Data extracted from a collection
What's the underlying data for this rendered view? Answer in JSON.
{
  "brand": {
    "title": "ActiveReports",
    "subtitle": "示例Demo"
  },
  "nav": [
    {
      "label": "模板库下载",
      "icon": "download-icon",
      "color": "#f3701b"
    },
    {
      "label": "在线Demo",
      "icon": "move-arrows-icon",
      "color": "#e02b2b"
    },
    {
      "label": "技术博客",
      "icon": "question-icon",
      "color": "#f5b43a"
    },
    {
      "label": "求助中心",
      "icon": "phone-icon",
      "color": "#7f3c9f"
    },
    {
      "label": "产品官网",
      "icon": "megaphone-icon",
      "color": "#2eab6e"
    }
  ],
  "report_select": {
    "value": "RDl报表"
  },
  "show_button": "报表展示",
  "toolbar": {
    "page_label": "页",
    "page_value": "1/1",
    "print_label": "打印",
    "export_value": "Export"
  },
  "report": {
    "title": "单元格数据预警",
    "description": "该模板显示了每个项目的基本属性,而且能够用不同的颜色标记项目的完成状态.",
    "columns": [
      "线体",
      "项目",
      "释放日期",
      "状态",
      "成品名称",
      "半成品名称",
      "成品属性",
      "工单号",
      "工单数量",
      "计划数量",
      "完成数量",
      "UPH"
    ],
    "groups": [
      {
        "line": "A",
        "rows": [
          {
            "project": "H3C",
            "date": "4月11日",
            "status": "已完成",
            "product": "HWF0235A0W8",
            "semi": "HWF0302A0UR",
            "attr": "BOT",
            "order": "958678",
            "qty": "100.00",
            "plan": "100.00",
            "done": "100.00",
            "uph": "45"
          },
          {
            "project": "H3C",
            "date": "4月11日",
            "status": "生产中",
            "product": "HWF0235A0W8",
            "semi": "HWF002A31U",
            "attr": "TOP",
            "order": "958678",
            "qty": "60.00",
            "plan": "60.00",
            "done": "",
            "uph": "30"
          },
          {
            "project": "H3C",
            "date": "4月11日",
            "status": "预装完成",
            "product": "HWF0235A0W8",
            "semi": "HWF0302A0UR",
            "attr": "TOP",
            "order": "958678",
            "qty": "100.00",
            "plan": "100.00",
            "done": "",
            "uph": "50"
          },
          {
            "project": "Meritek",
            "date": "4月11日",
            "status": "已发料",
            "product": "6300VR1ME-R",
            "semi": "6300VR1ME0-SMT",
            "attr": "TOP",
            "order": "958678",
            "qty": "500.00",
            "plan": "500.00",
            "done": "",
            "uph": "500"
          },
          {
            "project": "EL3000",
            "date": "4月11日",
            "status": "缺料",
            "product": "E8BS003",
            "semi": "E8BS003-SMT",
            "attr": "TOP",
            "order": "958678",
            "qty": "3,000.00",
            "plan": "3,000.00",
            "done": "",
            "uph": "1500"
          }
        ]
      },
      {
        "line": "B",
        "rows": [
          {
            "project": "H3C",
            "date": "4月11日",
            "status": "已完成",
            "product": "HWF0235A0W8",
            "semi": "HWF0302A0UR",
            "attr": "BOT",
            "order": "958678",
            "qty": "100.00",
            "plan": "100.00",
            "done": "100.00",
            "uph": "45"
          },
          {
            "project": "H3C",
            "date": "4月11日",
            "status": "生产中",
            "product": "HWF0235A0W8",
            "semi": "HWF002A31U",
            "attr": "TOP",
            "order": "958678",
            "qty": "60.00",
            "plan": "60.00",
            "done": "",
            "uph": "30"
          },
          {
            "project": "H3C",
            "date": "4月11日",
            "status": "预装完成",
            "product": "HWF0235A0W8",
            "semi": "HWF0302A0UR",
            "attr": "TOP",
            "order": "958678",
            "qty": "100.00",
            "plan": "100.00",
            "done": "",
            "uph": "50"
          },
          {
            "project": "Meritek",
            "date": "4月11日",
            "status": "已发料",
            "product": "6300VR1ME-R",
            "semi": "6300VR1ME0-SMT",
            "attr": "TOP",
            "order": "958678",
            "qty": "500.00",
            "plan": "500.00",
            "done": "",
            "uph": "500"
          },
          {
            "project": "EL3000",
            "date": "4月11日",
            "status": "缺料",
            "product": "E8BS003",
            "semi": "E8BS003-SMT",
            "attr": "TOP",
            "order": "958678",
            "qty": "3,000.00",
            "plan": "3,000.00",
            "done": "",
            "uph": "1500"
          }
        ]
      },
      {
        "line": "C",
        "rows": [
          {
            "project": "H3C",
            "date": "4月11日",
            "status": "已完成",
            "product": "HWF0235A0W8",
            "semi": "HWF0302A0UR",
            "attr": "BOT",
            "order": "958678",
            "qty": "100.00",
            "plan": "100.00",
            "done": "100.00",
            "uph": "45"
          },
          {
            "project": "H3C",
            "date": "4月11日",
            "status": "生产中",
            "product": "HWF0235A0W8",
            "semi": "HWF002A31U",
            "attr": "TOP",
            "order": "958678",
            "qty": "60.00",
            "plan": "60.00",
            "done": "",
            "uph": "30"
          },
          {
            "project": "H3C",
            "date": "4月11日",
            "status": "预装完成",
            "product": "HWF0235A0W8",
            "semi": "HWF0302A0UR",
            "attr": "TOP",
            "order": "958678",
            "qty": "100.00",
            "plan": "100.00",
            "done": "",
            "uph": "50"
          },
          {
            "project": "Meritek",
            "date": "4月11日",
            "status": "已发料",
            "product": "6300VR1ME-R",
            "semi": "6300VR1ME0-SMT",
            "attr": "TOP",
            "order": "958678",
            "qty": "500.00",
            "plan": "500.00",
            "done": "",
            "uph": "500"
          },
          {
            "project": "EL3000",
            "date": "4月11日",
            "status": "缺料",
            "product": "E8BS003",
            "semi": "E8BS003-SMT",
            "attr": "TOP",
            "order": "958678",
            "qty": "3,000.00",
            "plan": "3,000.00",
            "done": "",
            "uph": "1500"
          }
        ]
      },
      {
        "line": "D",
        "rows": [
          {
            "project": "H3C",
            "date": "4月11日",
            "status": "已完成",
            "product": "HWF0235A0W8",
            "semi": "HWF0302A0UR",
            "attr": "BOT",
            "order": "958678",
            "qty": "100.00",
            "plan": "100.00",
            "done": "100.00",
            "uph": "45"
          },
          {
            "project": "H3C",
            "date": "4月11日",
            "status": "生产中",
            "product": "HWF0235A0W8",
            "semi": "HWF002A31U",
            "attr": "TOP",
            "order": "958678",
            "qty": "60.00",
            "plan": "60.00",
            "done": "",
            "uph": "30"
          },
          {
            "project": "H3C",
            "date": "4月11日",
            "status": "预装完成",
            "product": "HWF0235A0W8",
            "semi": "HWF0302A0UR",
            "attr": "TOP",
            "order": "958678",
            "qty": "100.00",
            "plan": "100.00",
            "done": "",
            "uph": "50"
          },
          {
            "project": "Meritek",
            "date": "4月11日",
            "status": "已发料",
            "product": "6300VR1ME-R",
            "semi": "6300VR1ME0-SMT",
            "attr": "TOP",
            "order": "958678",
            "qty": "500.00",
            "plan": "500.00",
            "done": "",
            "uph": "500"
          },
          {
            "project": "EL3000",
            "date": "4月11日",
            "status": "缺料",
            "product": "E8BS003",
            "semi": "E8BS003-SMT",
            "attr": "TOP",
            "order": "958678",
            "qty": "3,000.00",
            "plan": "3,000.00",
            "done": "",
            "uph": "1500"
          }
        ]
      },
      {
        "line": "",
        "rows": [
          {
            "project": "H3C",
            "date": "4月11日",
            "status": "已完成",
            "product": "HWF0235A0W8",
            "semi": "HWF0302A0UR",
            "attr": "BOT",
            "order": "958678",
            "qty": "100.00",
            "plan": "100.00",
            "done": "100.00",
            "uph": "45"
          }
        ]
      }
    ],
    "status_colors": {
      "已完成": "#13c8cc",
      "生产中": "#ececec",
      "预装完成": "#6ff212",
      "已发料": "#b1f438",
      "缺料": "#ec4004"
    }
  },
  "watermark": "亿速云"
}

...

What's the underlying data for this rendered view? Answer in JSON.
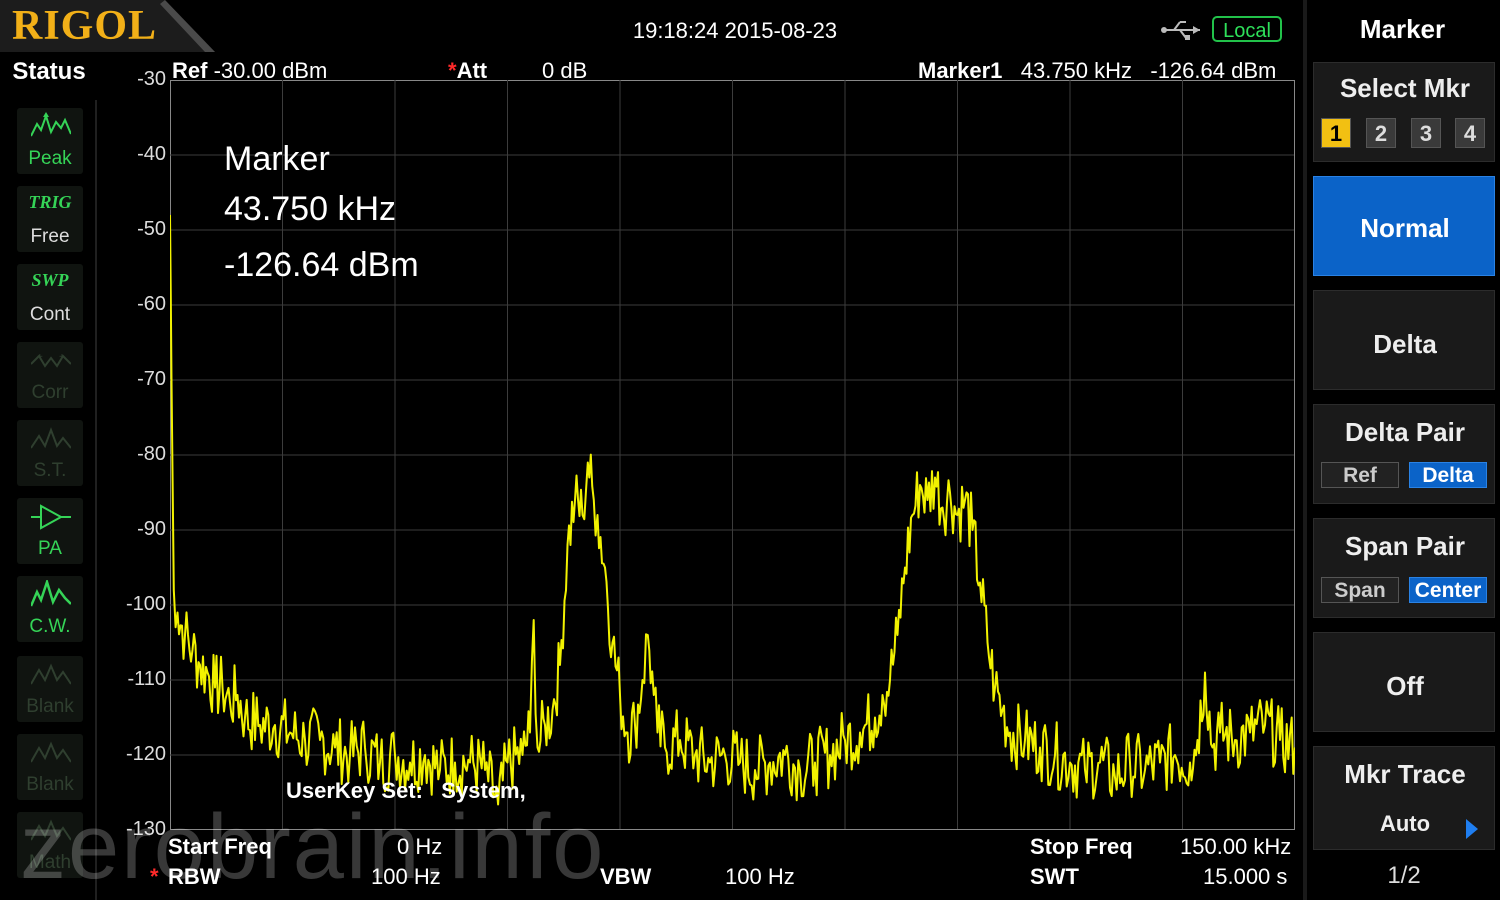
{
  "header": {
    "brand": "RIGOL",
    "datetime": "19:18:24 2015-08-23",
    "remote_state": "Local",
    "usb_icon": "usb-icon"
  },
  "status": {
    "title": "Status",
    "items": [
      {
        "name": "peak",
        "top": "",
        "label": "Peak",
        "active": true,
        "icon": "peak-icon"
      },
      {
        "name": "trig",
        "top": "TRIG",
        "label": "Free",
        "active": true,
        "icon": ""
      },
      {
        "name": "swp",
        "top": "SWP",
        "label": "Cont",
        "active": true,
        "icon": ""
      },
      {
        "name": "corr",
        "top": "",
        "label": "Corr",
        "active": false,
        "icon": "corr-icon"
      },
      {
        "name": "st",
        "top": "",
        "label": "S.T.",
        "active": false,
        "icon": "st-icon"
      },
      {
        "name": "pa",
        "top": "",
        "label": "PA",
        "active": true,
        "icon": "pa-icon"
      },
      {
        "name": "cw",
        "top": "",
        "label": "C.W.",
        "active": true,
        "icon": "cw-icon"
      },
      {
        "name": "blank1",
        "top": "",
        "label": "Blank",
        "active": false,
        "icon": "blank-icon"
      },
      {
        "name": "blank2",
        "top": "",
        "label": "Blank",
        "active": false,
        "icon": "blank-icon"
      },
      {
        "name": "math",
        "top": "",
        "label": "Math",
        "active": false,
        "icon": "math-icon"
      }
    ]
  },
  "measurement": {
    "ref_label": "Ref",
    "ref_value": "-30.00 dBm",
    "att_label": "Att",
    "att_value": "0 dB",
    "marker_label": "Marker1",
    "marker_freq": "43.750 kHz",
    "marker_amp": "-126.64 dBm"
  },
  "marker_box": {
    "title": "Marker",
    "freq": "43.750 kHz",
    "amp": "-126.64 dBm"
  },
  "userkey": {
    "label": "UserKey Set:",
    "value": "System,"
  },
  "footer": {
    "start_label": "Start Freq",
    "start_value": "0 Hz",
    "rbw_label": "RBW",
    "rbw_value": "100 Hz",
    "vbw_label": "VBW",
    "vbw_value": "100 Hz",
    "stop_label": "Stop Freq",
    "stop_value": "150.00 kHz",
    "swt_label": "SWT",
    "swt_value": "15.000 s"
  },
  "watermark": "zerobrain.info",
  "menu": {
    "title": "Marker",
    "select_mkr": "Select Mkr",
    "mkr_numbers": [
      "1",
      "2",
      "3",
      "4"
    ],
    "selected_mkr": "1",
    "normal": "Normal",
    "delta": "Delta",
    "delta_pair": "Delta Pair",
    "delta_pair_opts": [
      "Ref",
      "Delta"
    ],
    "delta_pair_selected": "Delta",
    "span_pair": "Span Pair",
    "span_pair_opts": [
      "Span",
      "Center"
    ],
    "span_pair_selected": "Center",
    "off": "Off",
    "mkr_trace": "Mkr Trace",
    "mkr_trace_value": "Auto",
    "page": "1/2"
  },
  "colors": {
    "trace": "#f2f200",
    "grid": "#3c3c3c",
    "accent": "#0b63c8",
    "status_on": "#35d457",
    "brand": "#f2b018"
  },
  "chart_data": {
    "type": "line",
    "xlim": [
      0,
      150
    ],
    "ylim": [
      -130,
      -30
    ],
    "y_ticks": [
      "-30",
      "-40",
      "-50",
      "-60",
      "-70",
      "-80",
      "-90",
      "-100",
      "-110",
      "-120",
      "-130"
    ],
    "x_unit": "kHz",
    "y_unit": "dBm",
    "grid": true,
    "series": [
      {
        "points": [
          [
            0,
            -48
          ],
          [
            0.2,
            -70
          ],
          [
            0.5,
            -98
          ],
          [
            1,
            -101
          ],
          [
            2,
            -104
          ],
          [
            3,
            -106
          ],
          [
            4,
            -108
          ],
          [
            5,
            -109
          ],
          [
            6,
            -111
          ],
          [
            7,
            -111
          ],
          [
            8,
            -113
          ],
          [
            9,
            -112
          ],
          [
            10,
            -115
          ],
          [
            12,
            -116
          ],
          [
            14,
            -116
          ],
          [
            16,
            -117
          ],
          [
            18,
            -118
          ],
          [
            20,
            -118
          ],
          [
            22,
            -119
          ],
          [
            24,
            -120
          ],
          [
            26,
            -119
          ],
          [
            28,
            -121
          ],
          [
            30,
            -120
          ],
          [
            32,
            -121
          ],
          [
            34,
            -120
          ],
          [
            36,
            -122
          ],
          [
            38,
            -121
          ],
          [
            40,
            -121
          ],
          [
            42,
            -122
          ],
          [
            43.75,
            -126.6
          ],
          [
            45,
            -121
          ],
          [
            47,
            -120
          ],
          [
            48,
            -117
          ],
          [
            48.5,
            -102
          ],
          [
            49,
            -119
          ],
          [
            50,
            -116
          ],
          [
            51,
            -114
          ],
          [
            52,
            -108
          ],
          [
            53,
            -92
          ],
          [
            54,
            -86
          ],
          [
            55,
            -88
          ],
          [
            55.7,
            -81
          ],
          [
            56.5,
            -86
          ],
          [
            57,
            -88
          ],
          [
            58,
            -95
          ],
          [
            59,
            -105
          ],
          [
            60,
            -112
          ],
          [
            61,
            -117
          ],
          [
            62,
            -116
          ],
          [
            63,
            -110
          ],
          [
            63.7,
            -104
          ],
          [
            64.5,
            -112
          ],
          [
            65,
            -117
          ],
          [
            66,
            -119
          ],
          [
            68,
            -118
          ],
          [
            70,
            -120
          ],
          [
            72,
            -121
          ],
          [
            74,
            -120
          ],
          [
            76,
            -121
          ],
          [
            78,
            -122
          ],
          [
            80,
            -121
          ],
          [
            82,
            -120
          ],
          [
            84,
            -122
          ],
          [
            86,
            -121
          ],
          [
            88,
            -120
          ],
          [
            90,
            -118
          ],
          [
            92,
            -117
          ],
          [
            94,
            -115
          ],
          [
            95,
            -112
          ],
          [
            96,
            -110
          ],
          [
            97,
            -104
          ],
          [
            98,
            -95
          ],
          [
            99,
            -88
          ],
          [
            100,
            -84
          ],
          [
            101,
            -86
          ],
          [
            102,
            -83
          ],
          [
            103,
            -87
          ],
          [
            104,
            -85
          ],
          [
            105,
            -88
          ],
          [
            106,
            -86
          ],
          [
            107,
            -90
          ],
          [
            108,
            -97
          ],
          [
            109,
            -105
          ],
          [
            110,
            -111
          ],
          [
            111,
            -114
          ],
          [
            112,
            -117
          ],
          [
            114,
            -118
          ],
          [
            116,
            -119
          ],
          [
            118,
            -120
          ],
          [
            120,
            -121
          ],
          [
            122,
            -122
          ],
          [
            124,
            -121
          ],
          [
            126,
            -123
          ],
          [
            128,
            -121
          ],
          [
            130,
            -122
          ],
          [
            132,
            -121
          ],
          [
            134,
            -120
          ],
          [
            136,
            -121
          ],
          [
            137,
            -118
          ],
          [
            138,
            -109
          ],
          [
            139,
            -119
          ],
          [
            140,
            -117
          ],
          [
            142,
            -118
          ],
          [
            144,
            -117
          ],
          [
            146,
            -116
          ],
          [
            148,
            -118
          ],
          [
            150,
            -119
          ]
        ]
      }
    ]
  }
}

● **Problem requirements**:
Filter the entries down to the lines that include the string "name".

● **Your solution**:
        "name": "peak",
        "name": "trig",
        "name": "swp",
        "name": "corr",
        "name": "st",
        "name": "pa",
        "name": "cw",
        "name": "blank1",
        "name": "blank2",
        "name": "math",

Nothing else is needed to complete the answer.